* Task inputs
---+---

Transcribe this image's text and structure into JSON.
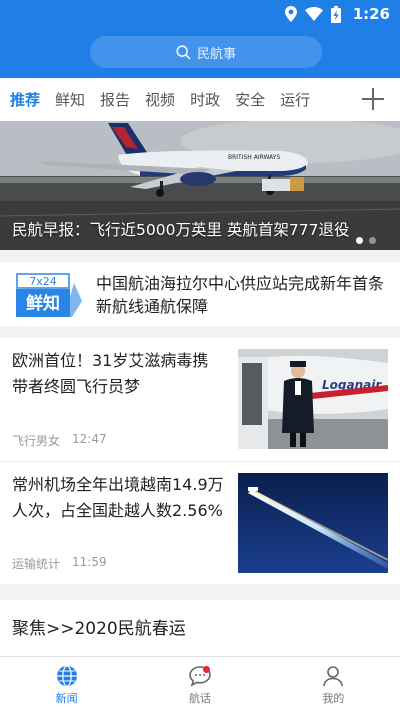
{
  "status_bar": {
    "time": "1:26",
    "icons": [
      "location-icon",
      "wifi-icon",
      "battery-icon"
    ]
  },
  "search": {
    "placeholder": "民航事",
    "icon": "search-icon"
  },
  "tabs": [
    {
      "label": "推荐",
      "active": true
    },
    {
      "label": "鲜知"
    },
    {
      "label": "报告"
    },
    {
      "label": "视频"
    },
    {
      "label": "时政"
    },
    {
      "label": "安全"
    },
    {
      "label": "运行"
    }
  ],
  "banner": {
    "caption": "民航早报：飞行近5000万英里 英航首架777退役",
    "aircraft_text": "BRITISH AIRWAYS",
    "dots_total": 2,
    "dot_active": 1
  },
  "flash": {
    "badge_top": "7x24",
    "badge_main": "鲜知",
    "text": "中国航油海拉尔中心供应站完成新年首条新航线通航保障"
  },
  "news": [
    {
      "title": "欧洲首位！31岁艾滋病毒携带者终圆飞行员梦",
      "source": "飞行男女",
      "time": "12:47",
      "image_text": "Loganair"
    },
    {
      "title": "常州机场全年出境越南14.9万人次，占全国赴越人数2.56%",
      "source": "运输统计",
      "time": "11:59"
    }
  ],
  "focus": {
    "title": "聚焦>>2020民航春运"
  },
  "bottom_nav": [
    {
      "label": "新闻",
      "icon": "globe-icon",
      "active": true
    },
    {
      "label": "航话",
      "icon": "chat-icon",
      "badge": true
    },
    {
      "label": "我的",
      "icon": "user-icon"
    }
  ],
  "colors": {
    "primary": "#1f7fe6",
    "badge_red": "#ee2233"
  }
}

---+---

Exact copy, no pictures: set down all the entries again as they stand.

Transcribe this image's text and structure into JSON.
{
  "status_bar": {
    "time": "1:26",
    "icons": [
      "location-icon",
      "wifi-icon",
      "battery-icon"
    ]
  },
  "search": {
    "placeholder": "民航事",
    "icon": "search-icon"
  },
  "tabs": [
    {
      "label": "推荐",
      "active": true
    },
    {
      "label": "鲜知"
    },
    {
      "label": "报告"
    },
    {
      "label": "视频"
    },
    {
      "label": "时政"
    },
    {
      "label": "安全"
    },
    {
      "label": "运行"
    }
  ],
  "banner": {
    "caption": "民航早报：飞行近5000万英里 英航首架777退役",
    "aircraft_text": "BRITISH AIRWAYS",
    "dots_total": 2,
    "dot_active": 1
  },
  "flash": {
    "badge_top": "7x24",
    "badge_main": "鲜知",
    "text": "中国航油海拉尔中心供应站完成新年首条新航线通航保障"
  },
  "news": [
    {
      "title": "欧洲首位！31岁艾滋病毒携带者终圆飞行员梦",
      "source": "飞行男女",
      "time": "12:47",
      "image_text": "Loganair"
    },
    {
      "title": "常州机场全年出境越南14.9万人次，占全国赴越人数2.56%",
      "source": "运输统计",
      "time": "11:59"
    }
  ],
  "focus": {
    "title": "聚焦>>2020民航春运"
  },
  "bottom_nav": [
    {
      "label": "新闻",
      "icon": "globe-icon",
      "active": true
    },
    {
      "label": "航话",
      "icon": "chat-icon",
      "badge": true
    },
    {
      "label": "我的",
      "icon": "user-icon"
    }
  ],
  "colors": {
    "primary": "#1f7fe6",
    "badge_red": "#ee2233"
  }
}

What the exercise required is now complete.